• **Work instruction**:
Wherever the word "this" appears in a line of the data, that line should be copied.

[Opening Data extract section]

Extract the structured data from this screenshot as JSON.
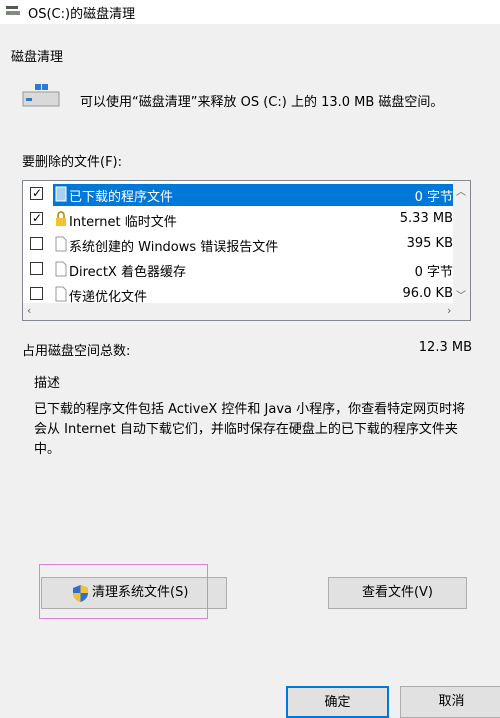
{
  "window": {
    "title": "OS(C:)的磁盘清理"
  },
  "tab": {
    "label": "磁盘清理"
  },
  "intro": {
    "text": "可以使用“磁盘清理”来释放 OS (C:) 上的 13.0 MB 磁盘空间。"
  },
  "list": {
    "label": "要删除的文件(F):",
    "rows": [
      {
        "name": "已下载的程序文件",
        "size": "0 字节",
        "checked": true,
        "selected": true,
        "icon": "folder-icon"
      },
      {
        "name": "Internet 临时文件",
        "size": "5.33 MB",
        "checked": true,
        "selected": false,
        "icon": "lock-icon"
      },
      {
        "name": "系统创建的 Windows 错误报告文件",
        "size": "395 KB",
        "checked": false,
        "selected": false,
        "icon": "file-icon"
      },
      {
        "name": "DirectX 着色器缓存",
        "size": "0 字节",
        "checked": false,
        "selected": false,
        "icon": "file-icon"
      },
      {
        "name": "传递优化文件",
        "size": "96.0 KB",
        "checked": false,
        "selected": false,
        "icon": "file-icon"
      }
    ]
  },
  "total": {
    "label": "占用磁盘空间总数:",
    "value": "12.3 MB"
  },
  "description": {
    "label": "描述",
    "text": "已下载的程序文件包括 ActiveX 控件和 Java 小程序，你查看特定网页时将会从 Internet 自动下载它们，并临时保存在硬盘上的已下载的程序文件夹中。"
  },
  "buttons": {
    "clean_system": "清理系统文件(S)",
    "view_files": "查看文件(V)",
    "ok": "确定",
    "cancel": "取消"
  },
  "colors": {
    "accent": "#0078d7",
    "highlight": "#e27fd9"
  }
}
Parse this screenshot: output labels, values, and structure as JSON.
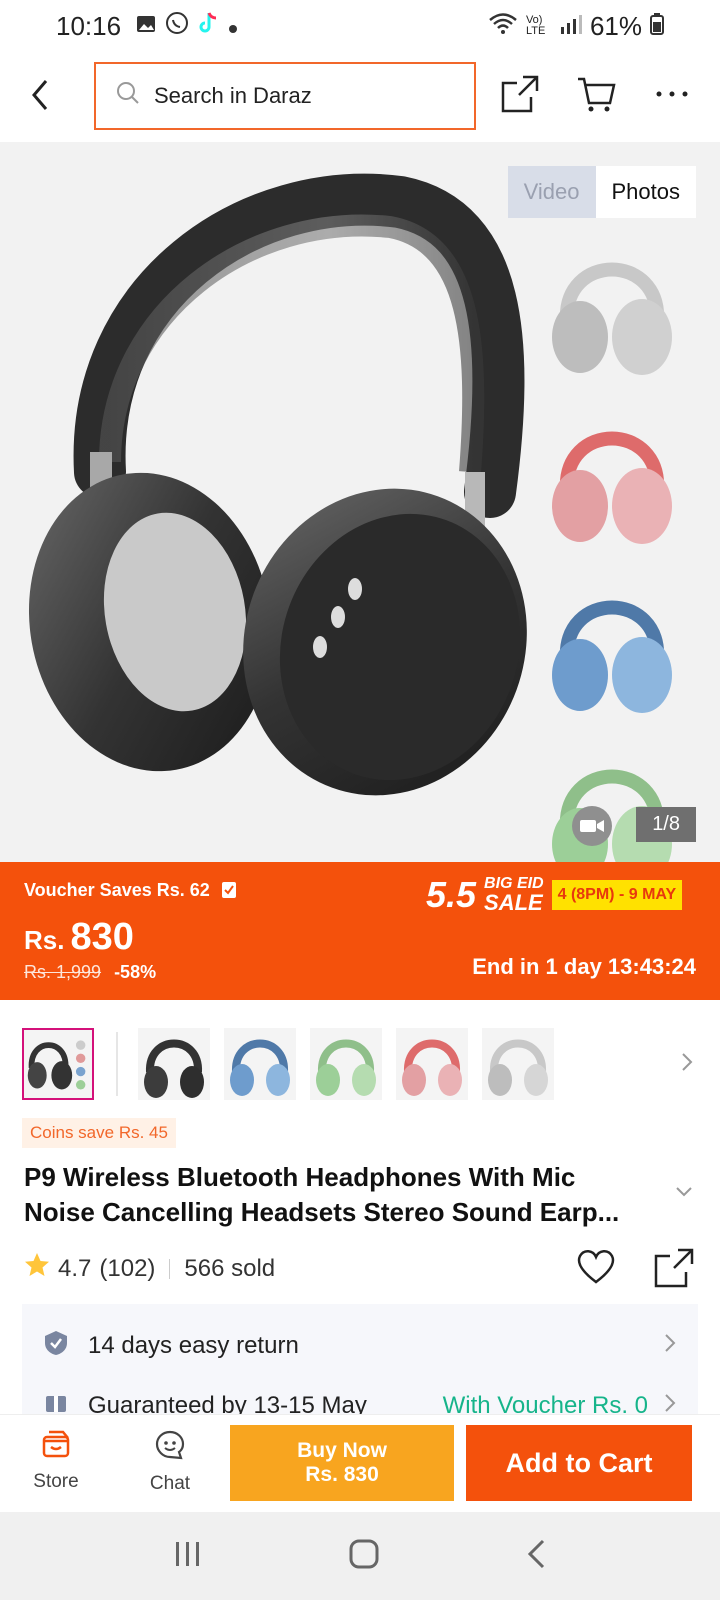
{
  "status_bar": {
    "time": "10:16",
    "battery": "61%",
    "network": "Vo) LTE"
  },
  "header": {
    "search_placeholder": "Search in Daraz"
  },
  "gallery": {
    "tabs": [
      "Video",
      "Photos"
    ],
    "active_tab": "Photos",
    "counter": "1/8",
    "side_thumbs": [
      "silver",
      "pink",
      "blue",
      "green"
    ]
  },
  "price_banner": {
    "voucher": "Voucher Saves Rs. 62",
    "currency": "Rs.",
    "price": "830",
    "original_price": "Rs. 1,999",
    "discount": "-58%",
    "sale_big": "5.5",
    "sale_line1": "BIG EID",
    "sale_line2": "SALE",
    "sale_dates": "4 (8PM) - 9 MAY",
    "end_in": "End in 1 day 13:43:24",
    "colors": {
      "banner": "#f4510c",
      "badge": "#ffe100"
    }
  },
  "variants": [
    "multi",
    "black",
    "blue",
    "green",
    "pink",
    "silver"
  ],
  "coins_tag": "Coins save Rs. 45",
  "product": {
    "title_line1": "P9 Wireless Bluetooth Headphones With Mic",
    "title_line2": "Noise Cancelling Headsets Stereo Sound Earp...",
    "rating": "4.7",
    "reviews": "(102)",
    "sold": "566 sold"
  },
  "services": {
    "return": "14 days easy return",
    "delivery": "Guaranteed by 13-15 May",
    "voucher": "With Voucher Rs. 0"
  },
  "bottom_bar": {
    "store": "Store",
    "chat": "Chat",
    "buy_now_line1": "Buy Now",
    "buy_now_line2": "Rs. 830",
    "add_to_cart": "Add to Cart"
  }
}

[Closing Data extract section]

• **Solution to the exercise**:
Extract the structured data from this screenshot as JSON.
Parse this screenshot: output labels, values, and structure as JSON.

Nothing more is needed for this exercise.